What the task asks -
Report each line of the data below in which "stycznia" appears.

Data supplied -
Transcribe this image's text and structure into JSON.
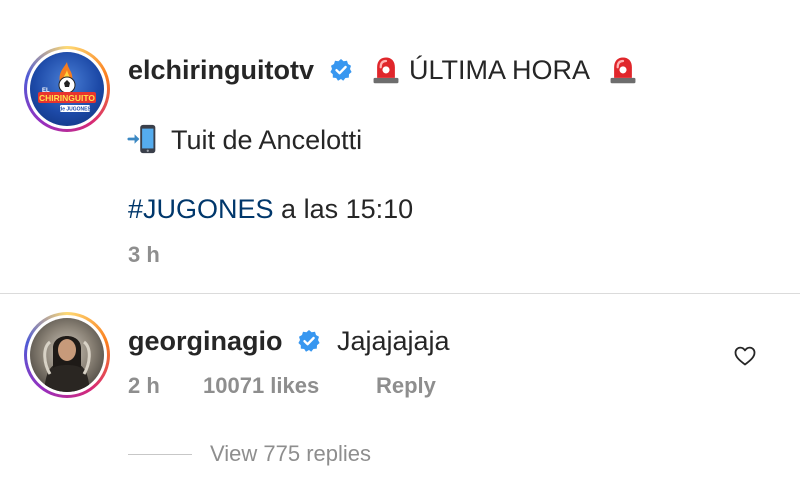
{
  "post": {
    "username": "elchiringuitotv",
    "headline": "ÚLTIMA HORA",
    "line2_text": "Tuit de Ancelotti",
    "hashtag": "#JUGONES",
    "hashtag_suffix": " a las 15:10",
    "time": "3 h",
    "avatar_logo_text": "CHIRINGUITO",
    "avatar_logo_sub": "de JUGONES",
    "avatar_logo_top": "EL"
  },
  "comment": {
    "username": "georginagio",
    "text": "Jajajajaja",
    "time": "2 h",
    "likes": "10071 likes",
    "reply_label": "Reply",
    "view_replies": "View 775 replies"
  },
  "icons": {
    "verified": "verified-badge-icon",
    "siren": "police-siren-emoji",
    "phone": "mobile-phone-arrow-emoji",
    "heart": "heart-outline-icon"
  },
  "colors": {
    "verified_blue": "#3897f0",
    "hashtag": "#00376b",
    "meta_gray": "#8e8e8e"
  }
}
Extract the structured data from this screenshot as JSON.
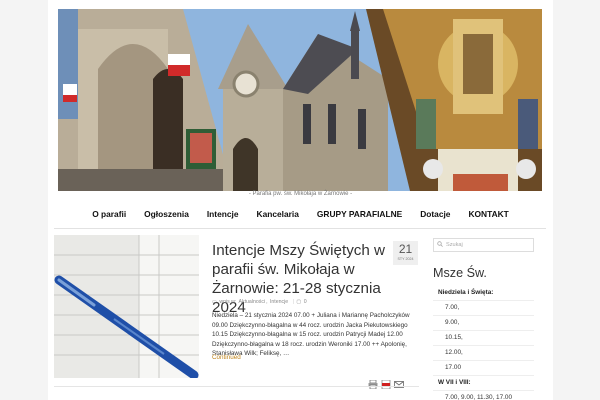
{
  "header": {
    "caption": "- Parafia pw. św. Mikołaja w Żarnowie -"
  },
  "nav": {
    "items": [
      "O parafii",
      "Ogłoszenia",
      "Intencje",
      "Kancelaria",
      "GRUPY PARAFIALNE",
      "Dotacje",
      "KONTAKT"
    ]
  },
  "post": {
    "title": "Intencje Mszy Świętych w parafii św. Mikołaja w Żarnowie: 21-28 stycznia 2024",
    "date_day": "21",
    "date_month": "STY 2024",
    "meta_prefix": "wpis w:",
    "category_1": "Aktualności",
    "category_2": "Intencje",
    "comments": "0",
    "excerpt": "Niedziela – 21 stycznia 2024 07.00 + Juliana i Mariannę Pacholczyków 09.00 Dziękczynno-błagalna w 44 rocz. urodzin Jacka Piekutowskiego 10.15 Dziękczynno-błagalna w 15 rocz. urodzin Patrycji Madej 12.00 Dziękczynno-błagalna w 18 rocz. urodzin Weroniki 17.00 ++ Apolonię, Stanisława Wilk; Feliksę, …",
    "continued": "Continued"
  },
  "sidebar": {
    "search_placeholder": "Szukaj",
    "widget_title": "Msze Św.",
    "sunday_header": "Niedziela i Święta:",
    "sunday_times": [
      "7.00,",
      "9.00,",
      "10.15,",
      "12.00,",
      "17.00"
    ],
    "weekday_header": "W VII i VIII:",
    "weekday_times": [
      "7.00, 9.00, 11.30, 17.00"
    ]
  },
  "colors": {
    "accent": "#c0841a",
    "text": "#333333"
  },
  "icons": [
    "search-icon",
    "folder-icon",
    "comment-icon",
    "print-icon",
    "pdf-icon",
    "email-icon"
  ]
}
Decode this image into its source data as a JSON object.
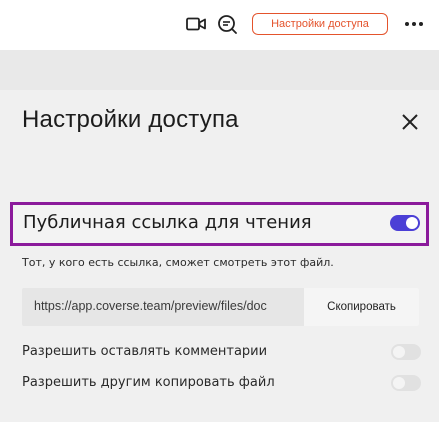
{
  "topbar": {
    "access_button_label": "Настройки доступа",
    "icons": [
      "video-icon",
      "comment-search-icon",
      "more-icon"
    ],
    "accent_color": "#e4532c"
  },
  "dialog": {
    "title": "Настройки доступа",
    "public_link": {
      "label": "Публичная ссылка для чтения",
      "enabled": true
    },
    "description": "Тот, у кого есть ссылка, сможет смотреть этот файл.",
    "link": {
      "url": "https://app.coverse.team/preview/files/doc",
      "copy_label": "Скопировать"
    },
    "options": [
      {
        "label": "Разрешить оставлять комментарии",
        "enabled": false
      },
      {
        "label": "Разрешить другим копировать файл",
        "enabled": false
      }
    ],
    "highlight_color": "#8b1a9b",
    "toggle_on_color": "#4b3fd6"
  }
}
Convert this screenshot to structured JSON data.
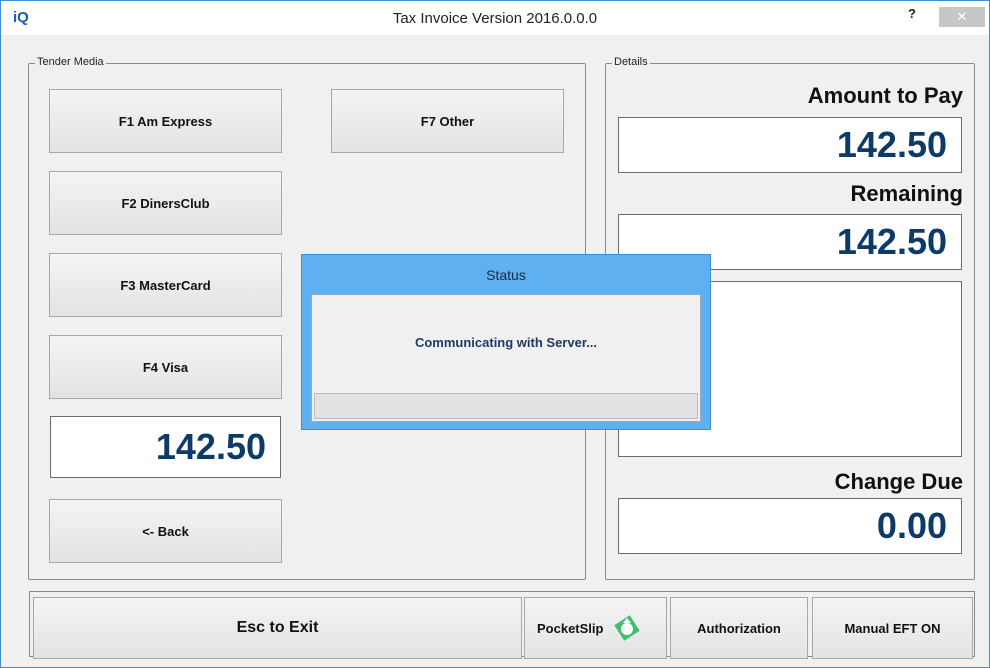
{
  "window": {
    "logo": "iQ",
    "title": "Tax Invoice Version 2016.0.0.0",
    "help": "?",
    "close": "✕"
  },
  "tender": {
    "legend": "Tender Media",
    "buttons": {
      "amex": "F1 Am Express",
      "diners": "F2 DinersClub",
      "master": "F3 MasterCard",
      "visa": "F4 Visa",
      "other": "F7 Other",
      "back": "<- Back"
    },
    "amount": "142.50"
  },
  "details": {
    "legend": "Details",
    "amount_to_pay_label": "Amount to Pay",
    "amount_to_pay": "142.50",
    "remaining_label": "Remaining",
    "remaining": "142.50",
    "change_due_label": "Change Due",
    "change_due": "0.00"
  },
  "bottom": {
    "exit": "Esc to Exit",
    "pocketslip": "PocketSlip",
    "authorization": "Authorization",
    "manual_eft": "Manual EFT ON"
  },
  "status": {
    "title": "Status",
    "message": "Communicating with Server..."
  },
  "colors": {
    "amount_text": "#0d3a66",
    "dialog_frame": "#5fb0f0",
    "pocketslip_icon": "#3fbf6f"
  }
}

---

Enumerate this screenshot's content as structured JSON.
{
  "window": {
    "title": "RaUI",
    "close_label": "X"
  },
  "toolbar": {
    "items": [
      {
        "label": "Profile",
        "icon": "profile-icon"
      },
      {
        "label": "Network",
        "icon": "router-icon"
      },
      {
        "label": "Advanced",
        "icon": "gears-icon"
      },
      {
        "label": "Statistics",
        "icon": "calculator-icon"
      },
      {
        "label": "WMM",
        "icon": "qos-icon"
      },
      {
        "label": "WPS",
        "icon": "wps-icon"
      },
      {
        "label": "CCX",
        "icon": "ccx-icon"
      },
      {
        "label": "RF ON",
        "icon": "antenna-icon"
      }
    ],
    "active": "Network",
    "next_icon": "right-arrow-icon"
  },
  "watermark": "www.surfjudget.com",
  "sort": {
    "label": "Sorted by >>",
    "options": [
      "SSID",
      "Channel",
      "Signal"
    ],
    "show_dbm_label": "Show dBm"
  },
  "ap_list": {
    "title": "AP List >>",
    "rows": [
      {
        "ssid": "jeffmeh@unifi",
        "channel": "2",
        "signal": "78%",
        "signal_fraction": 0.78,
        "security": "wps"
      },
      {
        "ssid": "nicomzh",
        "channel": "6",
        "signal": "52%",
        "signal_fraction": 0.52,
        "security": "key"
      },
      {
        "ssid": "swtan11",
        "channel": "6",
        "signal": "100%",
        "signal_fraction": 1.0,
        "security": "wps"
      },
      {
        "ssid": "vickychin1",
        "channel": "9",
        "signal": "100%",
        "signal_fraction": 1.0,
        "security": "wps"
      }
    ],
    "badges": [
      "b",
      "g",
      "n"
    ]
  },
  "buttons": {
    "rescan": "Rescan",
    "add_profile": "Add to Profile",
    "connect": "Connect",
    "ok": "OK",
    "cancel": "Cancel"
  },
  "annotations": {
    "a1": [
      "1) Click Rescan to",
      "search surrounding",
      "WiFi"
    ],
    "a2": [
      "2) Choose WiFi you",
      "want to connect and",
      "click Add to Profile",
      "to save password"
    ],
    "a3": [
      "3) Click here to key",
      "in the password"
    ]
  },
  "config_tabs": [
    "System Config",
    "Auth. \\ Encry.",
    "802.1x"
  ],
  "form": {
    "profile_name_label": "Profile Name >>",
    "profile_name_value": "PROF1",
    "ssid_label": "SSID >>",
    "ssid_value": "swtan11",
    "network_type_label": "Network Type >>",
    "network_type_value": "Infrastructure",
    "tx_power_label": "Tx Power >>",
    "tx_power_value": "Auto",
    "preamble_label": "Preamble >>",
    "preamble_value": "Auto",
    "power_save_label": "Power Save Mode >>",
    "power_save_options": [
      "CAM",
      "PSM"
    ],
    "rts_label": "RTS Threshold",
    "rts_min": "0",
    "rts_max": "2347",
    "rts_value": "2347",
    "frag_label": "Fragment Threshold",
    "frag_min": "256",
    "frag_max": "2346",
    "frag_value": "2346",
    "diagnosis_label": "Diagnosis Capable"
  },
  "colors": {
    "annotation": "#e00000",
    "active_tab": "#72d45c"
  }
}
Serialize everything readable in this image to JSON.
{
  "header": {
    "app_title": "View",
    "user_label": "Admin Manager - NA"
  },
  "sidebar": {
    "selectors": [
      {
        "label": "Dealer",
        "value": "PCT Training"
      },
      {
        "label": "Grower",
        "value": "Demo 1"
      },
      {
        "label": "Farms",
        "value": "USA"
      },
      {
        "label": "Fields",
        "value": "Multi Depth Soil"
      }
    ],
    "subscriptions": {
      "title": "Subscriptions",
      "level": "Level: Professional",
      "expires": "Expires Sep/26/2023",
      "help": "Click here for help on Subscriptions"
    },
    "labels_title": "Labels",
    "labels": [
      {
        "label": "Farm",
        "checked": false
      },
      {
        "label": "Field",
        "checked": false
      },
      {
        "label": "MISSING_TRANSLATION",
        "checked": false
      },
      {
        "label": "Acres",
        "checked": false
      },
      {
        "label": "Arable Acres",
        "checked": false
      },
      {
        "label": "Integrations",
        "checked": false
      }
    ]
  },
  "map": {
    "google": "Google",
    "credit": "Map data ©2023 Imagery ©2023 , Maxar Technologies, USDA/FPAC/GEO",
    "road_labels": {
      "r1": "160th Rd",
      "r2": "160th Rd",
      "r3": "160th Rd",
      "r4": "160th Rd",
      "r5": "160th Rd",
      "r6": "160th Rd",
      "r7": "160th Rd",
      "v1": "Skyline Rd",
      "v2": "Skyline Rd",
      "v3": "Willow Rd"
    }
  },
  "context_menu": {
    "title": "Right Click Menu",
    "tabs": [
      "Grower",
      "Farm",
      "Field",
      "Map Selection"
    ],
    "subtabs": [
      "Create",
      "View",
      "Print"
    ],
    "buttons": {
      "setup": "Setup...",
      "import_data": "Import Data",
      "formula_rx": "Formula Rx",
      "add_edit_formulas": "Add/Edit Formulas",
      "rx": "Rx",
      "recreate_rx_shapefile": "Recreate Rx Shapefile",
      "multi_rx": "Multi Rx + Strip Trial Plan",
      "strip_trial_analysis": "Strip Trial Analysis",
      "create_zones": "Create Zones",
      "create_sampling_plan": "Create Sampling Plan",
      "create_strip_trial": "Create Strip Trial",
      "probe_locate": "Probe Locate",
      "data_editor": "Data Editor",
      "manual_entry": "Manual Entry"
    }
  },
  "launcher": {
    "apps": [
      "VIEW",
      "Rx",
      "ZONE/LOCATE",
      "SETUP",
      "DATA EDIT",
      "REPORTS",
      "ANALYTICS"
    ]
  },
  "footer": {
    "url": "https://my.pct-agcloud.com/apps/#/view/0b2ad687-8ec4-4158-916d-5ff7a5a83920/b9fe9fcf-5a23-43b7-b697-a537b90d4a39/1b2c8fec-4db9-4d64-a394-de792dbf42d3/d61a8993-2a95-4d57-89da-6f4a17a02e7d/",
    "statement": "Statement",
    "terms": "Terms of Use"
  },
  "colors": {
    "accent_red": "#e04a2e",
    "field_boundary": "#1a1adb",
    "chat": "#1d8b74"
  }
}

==

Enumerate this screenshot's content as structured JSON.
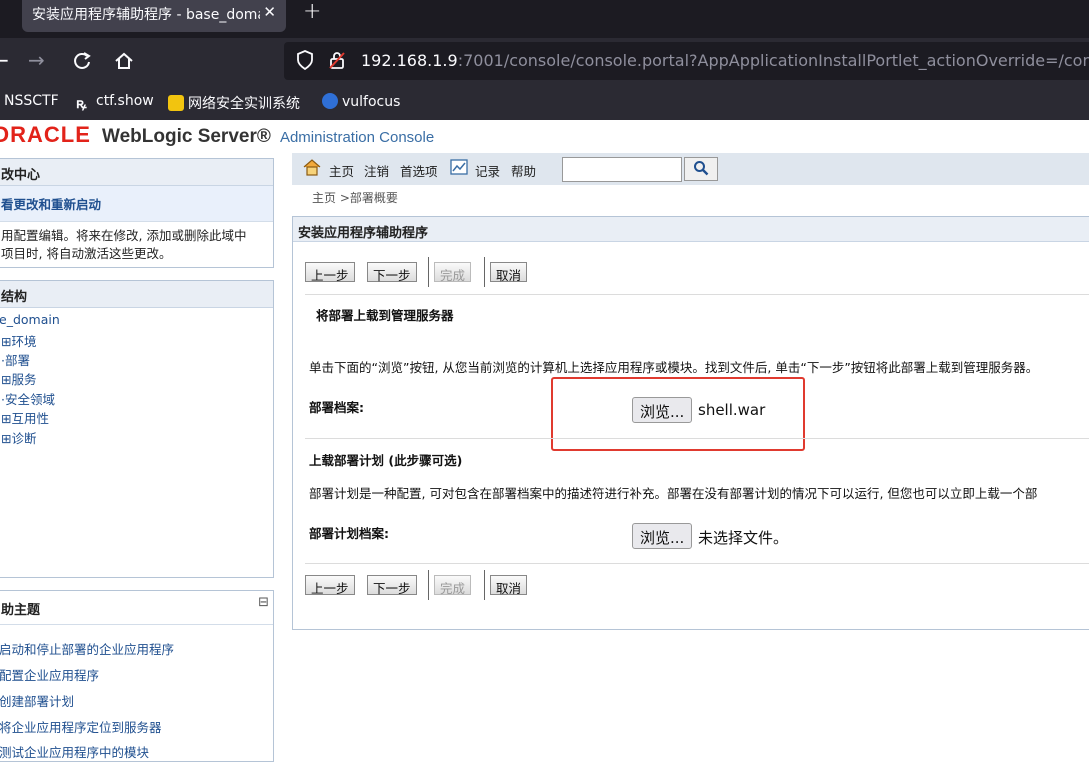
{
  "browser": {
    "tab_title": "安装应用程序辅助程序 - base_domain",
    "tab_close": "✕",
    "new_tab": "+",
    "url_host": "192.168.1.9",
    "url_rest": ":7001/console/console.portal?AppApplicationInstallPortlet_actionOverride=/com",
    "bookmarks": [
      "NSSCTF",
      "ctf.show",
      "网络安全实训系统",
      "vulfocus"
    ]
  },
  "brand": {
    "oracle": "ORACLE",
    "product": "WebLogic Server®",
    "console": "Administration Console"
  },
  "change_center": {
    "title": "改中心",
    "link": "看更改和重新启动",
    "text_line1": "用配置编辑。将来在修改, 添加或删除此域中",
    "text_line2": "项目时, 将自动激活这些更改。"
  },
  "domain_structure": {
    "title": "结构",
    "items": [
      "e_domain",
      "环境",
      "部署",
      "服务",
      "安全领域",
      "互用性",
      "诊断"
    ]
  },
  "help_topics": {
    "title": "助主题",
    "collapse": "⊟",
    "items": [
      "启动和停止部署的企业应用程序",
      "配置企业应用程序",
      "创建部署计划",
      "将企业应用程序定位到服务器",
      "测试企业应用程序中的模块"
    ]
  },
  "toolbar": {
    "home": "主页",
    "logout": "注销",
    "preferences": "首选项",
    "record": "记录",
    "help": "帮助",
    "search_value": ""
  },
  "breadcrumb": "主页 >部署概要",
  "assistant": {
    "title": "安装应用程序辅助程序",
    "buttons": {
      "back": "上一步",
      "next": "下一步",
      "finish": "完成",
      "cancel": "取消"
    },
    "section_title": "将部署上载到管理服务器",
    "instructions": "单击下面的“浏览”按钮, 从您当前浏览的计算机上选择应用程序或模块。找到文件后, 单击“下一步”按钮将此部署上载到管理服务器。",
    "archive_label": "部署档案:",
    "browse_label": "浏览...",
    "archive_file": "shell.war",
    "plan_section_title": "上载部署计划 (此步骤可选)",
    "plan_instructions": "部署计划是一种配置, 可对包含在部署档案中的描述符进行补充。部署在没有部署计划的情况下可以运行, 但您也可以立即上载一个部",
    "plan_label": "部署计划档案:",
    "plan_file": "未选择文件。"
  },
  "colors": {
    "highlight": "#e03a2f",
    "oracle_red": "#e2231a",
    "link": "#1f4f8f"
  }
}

Result of this task -
    "title": "Intencje Mszy Świętych w parafii św. Mikołaja w Żarnowie: 21-28 stycznia 2024",
    "excerpt": "Niedziela – 21 stycznia 2024 07.00 + Juliana i Mariannę Pacholczyków 09.00 Dziękczynno-błagalna w 44 rocz. urodzin Jacka Piekutowskiego 10.15 Dziękczynno-błagalna w 15 rocz. urodzin Patrycji Madej 12.00 Dziękczynno-błagalna w 18 rocz. urodzin Weroniki 17.00 ++ Apolonię, Stanisława Wilk; Feliksę, …",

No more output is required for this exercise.